What mental and physical preparations have you undertaken in the lead up to the fight?

Routine is really big mentally and physically. You need a really good solid routine and then have a goal, which for me is obviously to win the fight. 

They are really important things to have for mental and physical fitness, a routine, a goal and also purpose. That’s probably been the couple of main things for me.

You’ve obviously received a lot of support from your family and friends for the boxing fight but how important do you feel having support in general is, when it comes to your mental health and dealing with intense situations?

Reaching out for support is always a challenge for people – which is why what LIVIN is doing is so important - breaking the ‘stigma’ around mental health. Being me and where I’ve come from, people see me as a big burley bloke who wouldn’t experience a ‘weak’ moment in mental health, but we all do at times.

So, yes I do have good support base around me but it’s good just to have people ask you how you are sometimes, not just physically, but mentally. It still doesn’t happen enough.

Do you find there is a strong link between mental health and physical health? As in, do you feel better mentally when you are training and alternatively feel you perform better physically when you are in a good mental state-of-mind?

Definitely!

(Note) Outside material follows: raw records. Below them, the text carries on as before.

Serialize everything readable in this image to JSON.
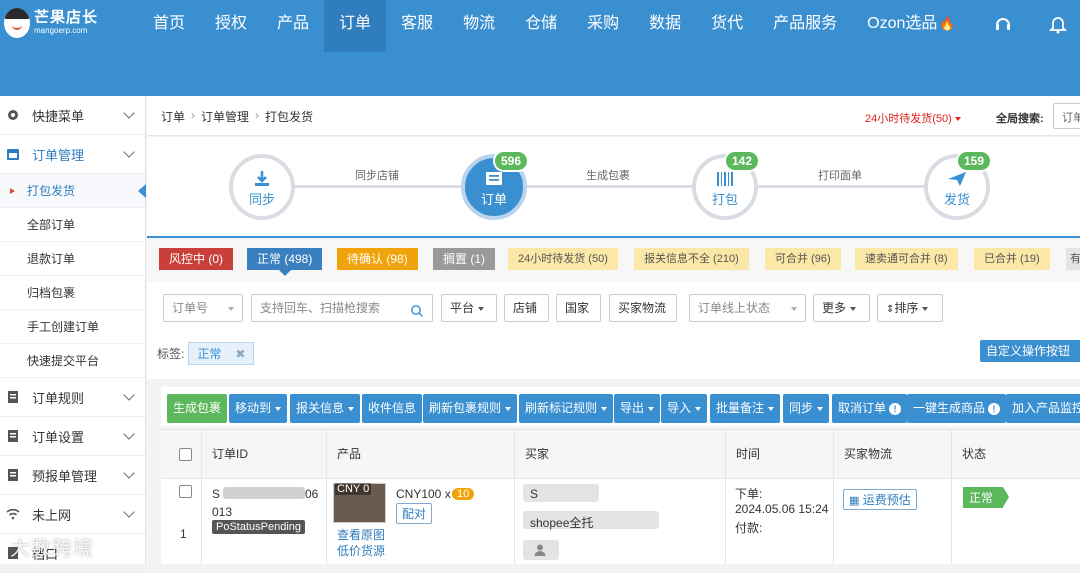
{
  "brand": {
    "name": "芒果店长",
    "url": "mangoerp.com"
  },
  "topnav": [
    {
      "label": "首页"
    },
    {
      "label": "授权"
    },
    {
      "label": "产品"
    },
    {
      "label": "订单"
    },
    {
      "label": "客服"
    },
    {
      "label": "物流"
    },
    {
      "label": "仓储"
    },
    {
      "label": "采购"
    },
    {
      "label": "数据"
    },
    {
      "label": "货代"
    },
    {
      "label": "产品服务"
    },
    {
      "label": "Ozon选品"
    }
  ],
  "sidebar": {
    "groups": [
      {
        "label": "快捷菜单"
      },
      {
        "label": "订单管理"
      },
      {
        "label": "订单规则"
      },
      {
        "label": "订单设置"
      },
      {
        "label": "预报单管理"
      },
      {
        "label": "未上网"
      },
      {
        "label": "档口"
      }
    ],
    "subitems": [
      {
        "label": "打包发货"
      },
      {
        "label": "全部订单"
      },
      {
        "label": "退款订单"
      },
      {
        "label": "归档包裹"
      },
      {
        "label": "手工创建订单"
      },
      {
        "label": "快速提交平台"
      }
    ]
  },
  "breadcrumb": [
    "订单",
    "订单管理",
    "打包发货"
  ],
  "alert_24h": "24小时待发货(50)",
  "global_search": {
    "label": "全局搜索:",
    "value": "订单"
  },
  "steps": [
    {
      "label": "同步",
      "count": ""
    },
    {
      "label": "订单",
      "count": "596"
    },
    {
      "label": "打包",
      "count": "142"
    },
    {
      "label": "发货",
      "count": "159"
    }
  ],
  "connectors": [
    "同步店铺",
    "生成包裹",
    "打印面单"
  ],
  "status_tags": [
    {
      "label": "风控中 (0)",
      "color": "#c9403a"
    },
    {
      "label": "正常 (498)",
      "color": "#3a7fbf"
    },
    {
      "label": "待确认 (98)",
      "color": "#f0a30a"
    },
    {
      "label": "搁置 (1)",
      "color": "#999999"
    },
    {
      "label": "24小时待发货 (50)",
      "color": "#fbe7a6"
    },
    {
      "label": "报关信息不全 (210)",
      "color": "#fbe7a6"
    },
    {
      "label": "可合并 (96)",
      "color": "#fbe7a6"
    },
    {
      "label": "速卖通可合并 (8)",
      "color": "#fbe7a6"
    },
    {
      "label": "已合并 (19)",
      "color": "#fbe7a6"
    },
    {
      "label": "有",
      "color": "#e4e4e4"
    }
  ],
  "filters": {
    "order_no": "订单号",
    "search_placeholder": "支持回车、扫描枪搜索",
    "platform": "平台",
    "shop": "店铺",
    "country": "国家",
    "buyer_logistics": "买家物流",
    "online_status": "订单线上状态",
    "more": "更多",
    "sort": "排序",
    "tags_label": "标签:",
    "tag_chip": "正常",
    "custom_button": "自定义操作按钮"
  },
  "actions": [
    {
      "label": "生成包裹"
    },
    {
      "label": "移动到"
    },
    {
      "label": "报关信息"
    },
    {
      "label": "收件信息"
    },
    {
      "label": "刷新包裹规则"
    },
    {
      "label": "刷新标记规则"
    },
    {
      "label": "导出"
    },
    {
      "label": "导入"
    },
    {
      "label": "批量备注"
    },
    {
      "label": "同步"
    },
    {
      "label": "取消订单"
    },
    {
      "label": "一键生成商品"
    },
    {
      "label": "加入产品监控"
    }
  ],
  "table": {
    "headers": [
      "订单ID",
      "产品",
      "买家",
      "时间",
      "买家物流",
      "状态"
    ],
    "rows": [
      {
        "index": "1",
        "order_id_start": "S",
        "order_id_mid": "06",
        "order_id_end": "013",
        "status_badge": "PoStatusPending",
        "thumb_label": "CNY 0",
        "price": "CNY100 x",
        "qty": "10",
        "pair_btn": "配对",
        "view_image": "查看原图",
        "low_price_source": "低价货源",
        "buyer_name": "S",
        "buyer_store": "shopee全托",
        "order_time_label": "下单:",
        "order_time": "2024.05.06 15:24",
        "pay_label": "付款:",
        "freight_btn": "运费预估",
        "status": "正常"
      }
    ]
  },
  "watermark": "大数跨境"
}
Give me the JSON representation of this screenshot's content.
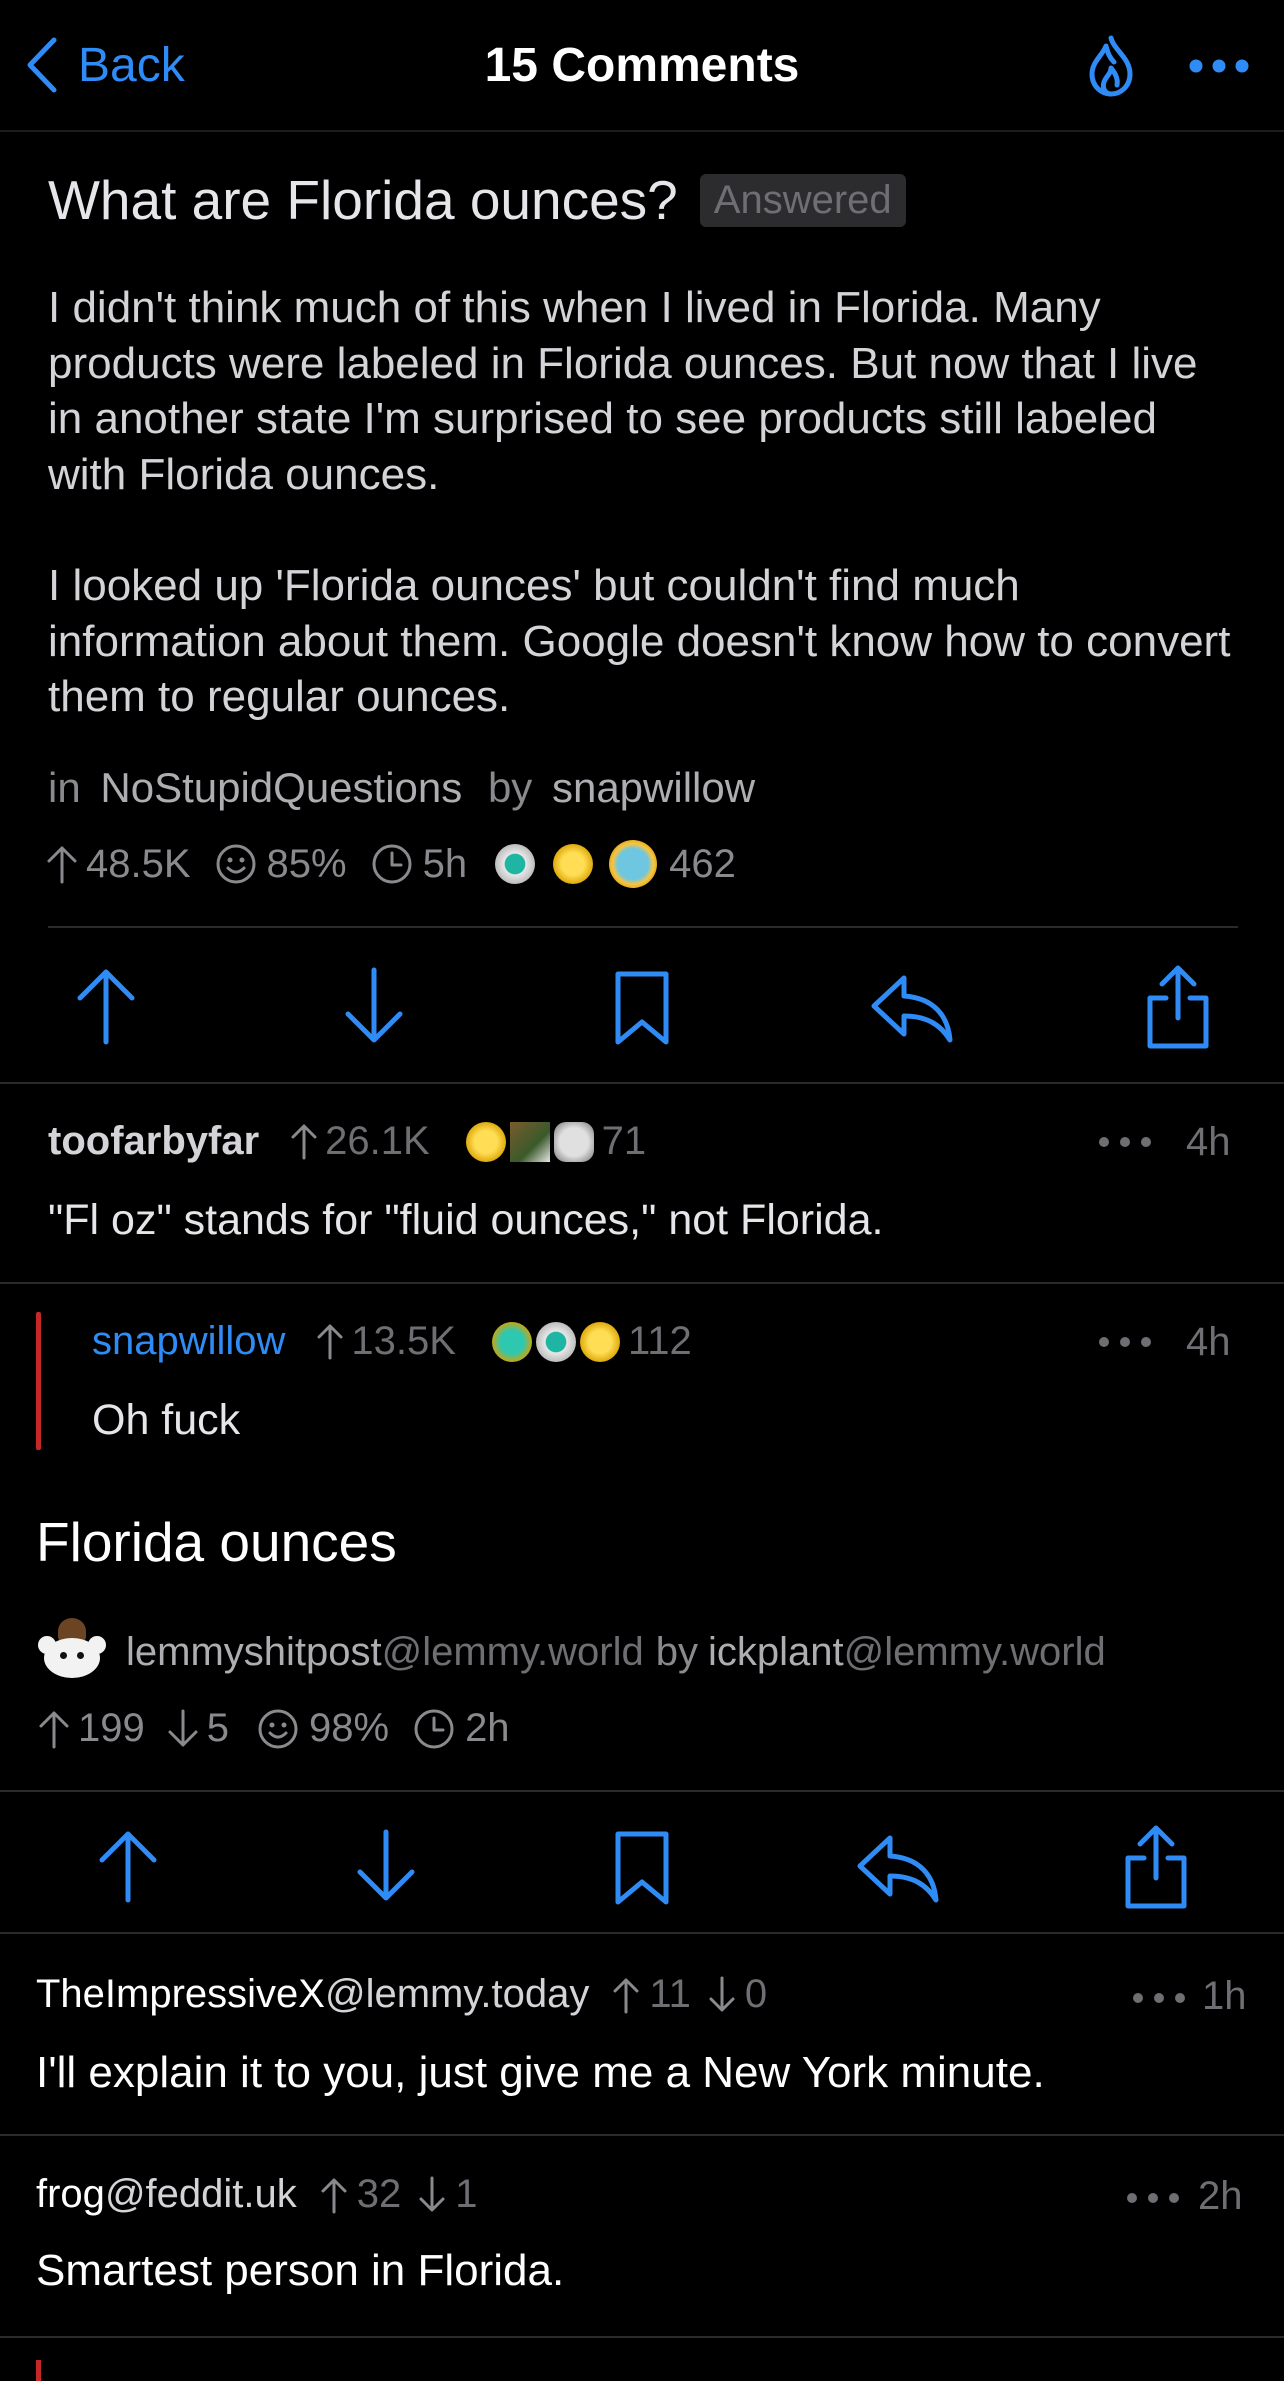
{
  "nav": {
    "back_label": "Back",
    "title": "15 Comments"
  },
  "post1": {
    "title": "What are Florida ounces?",
    "flair": "Answered",
    "body_p1": "I didn't think much of this when I lived in Florida. Many products were labeled in Florida ounces. But now that I live in another state I'm surprised to see products still labeled with Florida ounces.",
    "body_p2": "I looked up 'Florida ounces' but couldn't find much information about them. Google doesn't know how to convert them to regular ounces.",
    "in_label": "in",
    "subreddit": "NoStupidQuestions",
    "by_label": "by",
    "author": "snapwillow",
    "upvotes": "48.5K",
    "ratio": "85%",
    "age": "5h",
    "award_count": "462"
  },
  "comment1": {
    "author": "toofarbyfar",
    "score": "26.1K",
    "award_count": "71",
    "age": "4h",
    "text": "\"Fl oz\" stands for \"fluid ounces,\" not Florida."
  },
  "comment2": {
    "author": "snapwillow",
    "score": "13.5K",
    "award_count": "112",
    "age": "4h",
    "text": "Oh fuck"
  },
  "post2": {
    "title": "Florida ounces",
    "community": "lemmyshitpost",
    "community_instance": "@lemmy.world",
    "by_label": "by",
    "author": "ickplant",
    "author_instance": "@lemmy.world",
    "upvotes": "199",
    "downvotes": "5",
    "ratio": "98%",
    "age": "2h"
  },
  "comment3": {
    "author": "TheImpressiveX",
    "instance": "@lemmy.today",
    "up": "11",
    "down": "0",
    "age": "1h",
    "text": "I'll explain it to you, just give me a New York minute."
  },
  "comment4": {
    "author": "frog",
    "instance": "@feddit.uk",
    "up": "32",
    "down": "1",
    "age": "2h",
    "text": "Smartest person in Florida."
  },
  "colors": {
    "accent": "#2f8bf5",
    "background": "#000000",
    "op_bar": "#c62828",
    "muted": "#8a8a8e"
  }
}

In any form of sport, you need to have a clear mind and you will perform better when that’s the case.

When you are personally feeling stressed or overwhelmed, what are some strategies and tools that you use that helps you get through those tough times?

I go for a walk and just get some fresh air, to the beach or wherever it may be and just try think through the situation and why I’m feeling that way. Then I just try work through a strategy or plan to get out of feeling that way, obviously communication with my support network is the second part.

But I do just try and stop allowing myself to feel any worse than I need to by thinking through solutions to my problems, practising gratitude and changing my mindset to find the positive.

What advice would you give someone who is struggling with their own mental health?

First thing is communication, there is help out there and there are people who will listen ‘It Ain't Weak to Speak’ – that slogan is absolutely perfect. Men do think it’s weak to speak in particular, and it’s not. We all have issues and it’s just about how we deal with them.

I would also say, no matter what we are feeling, once we get it out, when we talk about it – we feel so much better, although nothing has even changed. Its just good to get stuff off your chest and start the conversation to getting mentally healthy. 

There is always someone else out there who is in a worse situation than you and you could actually help them which in turn, would make you feel better.

Barry Hall with LIVIN Co-Founder Casey Lyons at LIVIN HQ. 

 

Check out the limited edition LIVIN #Halligans tee in support of Barry's commitment to breaking the stigma surrounding mental health. For more details on the upcoming Code War boxing event, check out Barry Hall's Instagram page